Stainless steel is well recognized for its corrosion resistance, making it ideal for a wide range of applications. Stainless steel is available in a wide range of grades, allowing it to be helpful in various sectors. Many criteria are considered when deciding on the best quality 316 stainless steel tube to use. The primary criteria for stainless steels are corrosion-resistance for the application or environment in question. Strength and fabrication properties are also considered. There are about 60 different grades of stainless steel. The entire group, however, may be split into four metallurgical classes. Additional mechanical or physical attributes may need to be considered when deciding which grade to use to meet the overall service performance criteria.
Because of its great corrosion resistance, cleanliness, and strength, stainless steel is widely employed in applications ranging from medical devices to chemical storage to transportation and power generating. While steel comes in over 3,500 different grades, not all stainless steel grades are made equal.
How can you be sure you’re choosing the right grade for your needs when there are so many options?
- Select the correct metal for your application
Consider the circumstances your final product will experience to decide which steel grade will perform best in that environment. Stainless steel’s performance is harmed by extremely low pH, severe stresses and temperatures, and crevice corrosion. Steels of the austenitic T3XX class, such as the typical 316 and 304 alloys, maintain strength, hardness, and corrosion resistance throughout a wide temperature range.
The fundamental reason for adopting austenitic stainless grades is corrosion resistance. With the inclusion of molybdenum, the best quality 316 stainless steel tube can even withstand the chloride ions prevalent in marine and chemical processing applications. The best defense against corrosion, regardless of steel grade, is a high-quality structural design.

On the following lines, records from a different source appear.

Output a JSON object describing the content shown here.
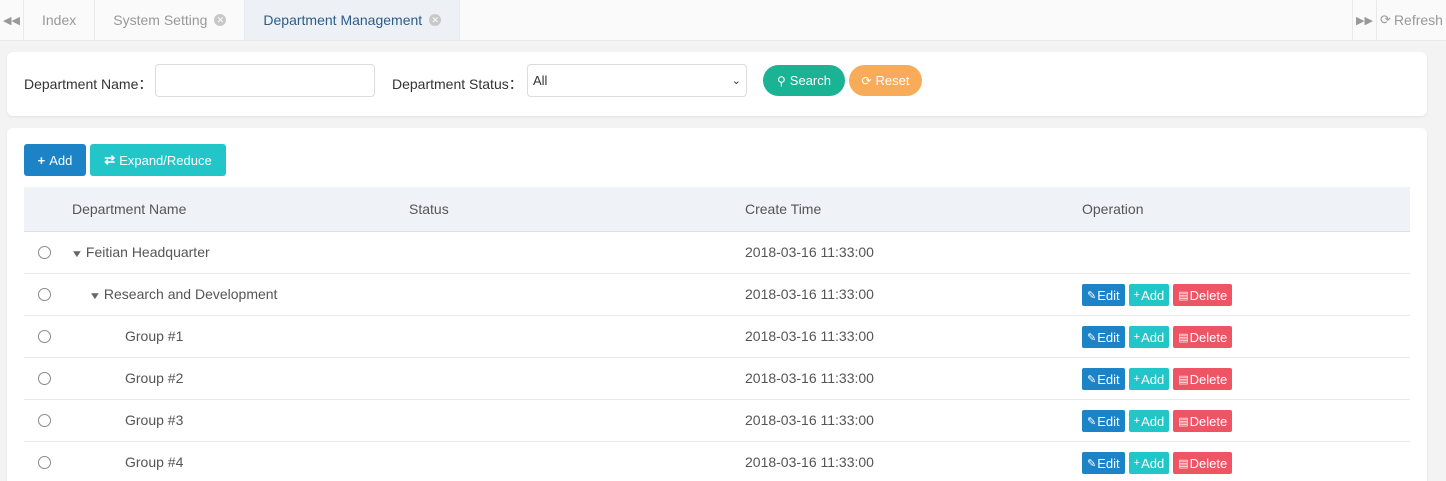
{
  "tabs": {
    "items": [
      {
        "label": "Index",
        "closable": false,
        "active": false
      },
      {
        "label": "System Setting",
        "closable": true,
        "active": false
      },
      {
        "label": "Department Management",
        "closable": true,
        "active": true
      }
    ],
    "refresh_label": "Refresh"
  },
  "search": {
    "dept_name_label": "Department Name：",
    "dept_name_value": "",
    "dept_status_label": "Department Status：",
    "dept_status_selected": "All",
    "search_label": "Search",
    "reset_label": "Reset"
  },
  "toolbar": {
    "add_label": "Add",
    "expand_label": "Expand/Reduce"
  },
  "table": {
    "columns": [
      "Department Name",
      "Status",
      "Create Time",
      "Operation"
    ],
    "rows": [
      {
        "name": "Feitian Headquarter",
        "level": 0,
        "expandable": true,
        "status": "",
        "create_time": "2018-03-16 11:33:00",
        "has_ops": false
      },
      {
        "name": "Research and Development",
        "level": 1,
        "expandable": true,
        "status": "",
        "create_time": "2018-03-16 11:33:00",
        "has_ops": true
      },
      {
        "name": "Group #1",
        "level": 2,
        "expandable": false,
        "status": "",
        "create_time": "2018-03-16 11:33:00",
        "has_ops": true
      },
      {
        "name": "Group #2",
        "level": 2,
        "expandable": false,
        "status": "",
        "create_time": "2018-03-16 11:33:00",
        "has_ops": true
      },
      {
        "name": "Group #3",
        "level": 2,
        "expandable": false,
        "status": "",
        "create_time": "2018-03-16 11:33:00",
        "has_ops": true
      },
      {
        "name": "Group #4",
        "level": 2,
        "expandable": false,
        "status": "",
        "create_time": "2018-03-16 11:33:00",
        "has_ops": true
      }
    ],
    "op_labels": {
      "edit": "Edit",
      "add": "Add",
      "delete": "Delete"
    }
  },
  "colors": {
    "primary": "#1c84c6",
    "info": "#23c6c8",
    "success": "#1ab394",
    "warning": "#f8ac59",
    "danger": "#ed5565"
  }
}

- Prioritize toughness, ductility, and strength.
Consider the following three mechanical qualities:
- Strength: a metal’s stress can resist before it is broken or deformed
- Ductility: A material’s capacity to change shapes, such as being dragged out into a wire or thread, without losing strength or breaking.
- Toughness: The capacity of a metal to deform and absorb energy before fracture
Stainless steel includes 10–30% chromium as an alloying element, which aids in corrosion resistance. Austenitic grades have the best toughness and ductility of all stainless steel grades due to the nickel addition. The grades with the highest chromium, molybdenum, and nickel are the most corrosion-resistant.
When picking a stainless steel grade, the alloy composition isn’t the only factor to consider; the material’s processing impacts its mechanical reaction. Steel’s overall quality is affected by the length of time it is maintained at different temperatures during its cooling process, as well as the total speed at which it is cooled.
While heat treatment can enhance the hardness of carbon steels, cold working processes such as rolling, bending, swaging, or drawing may harden austenitic stainless steels at temperatures below the recrystallization temperature. It’s important to keep in mind that increasing hardness through cold working procedures reduces other qualities such as elongation and impact resistance.
- Factor in form and process
Austenitic stainless steel comes in various shapes and sizes, including bars, wire, tubes, pipes, sheets, and plates; however, most of these items require extra shaping or machining before they can be utilized for their intended purpose.
Bending or coiling stainless steel tubes, for example, may need re-drawing, machining, welding, or end shaping. If your stainless steel is subjected to machining techniques such as CNC machining, drilling, reaming, bevel cutting, chamfering, knurling, or threading, pick a machining rate that reduces the danger of work hardening or a sulfur-containing “free machining” grade.
- Take into account your customers’ preferences
Stainless steel’s aesthetic look is important to many designers, whether it’s a gleaming, electropolished “bright” finish, a dull “pickled” finish, a matte surface polished to a certain RMS, or a light-absorbing black oxide coating. Any of these finishes, as well as passivation, can be applied to austenitic stainless steel grades.
Customers may also require certification to meet application-specific requirements. For boiler, superheater, and heat-exchanger tubes, ASTM A213 and A249 should be used, whereas ASTM A908 should be used for hard-drawn austenitic stainless steel industrial needle tubing. There are over 12,000 ASTM standards, each of which addresses a specific specification. Customers are aware of the technical requirements evaluated for chemical composition, heat treatment or temper, and other physical and mechanical characteristics.
- Keep track of the cost and availability of materials.
High-performance austenitic stainless steels are the most expensive stainless steels upfront, but they are well worth it. Maintenance, downtime, and replacement costs are reduced by selecting a corrosion-resistant material that is well-suited to the application. Current and future costs may be quantified using life-cycle costing methodologies, allowing for a “apples-to-apples” comparison of different materials.
Because of its functional and aesthetic benefits, the best quality 316 stainless steel tube is widely used in the industrial and commercial sectors. When purchasing stainless steel tube fittings for your application, be sure you order from a reputable manufacturer accredited to ensure you get the best products.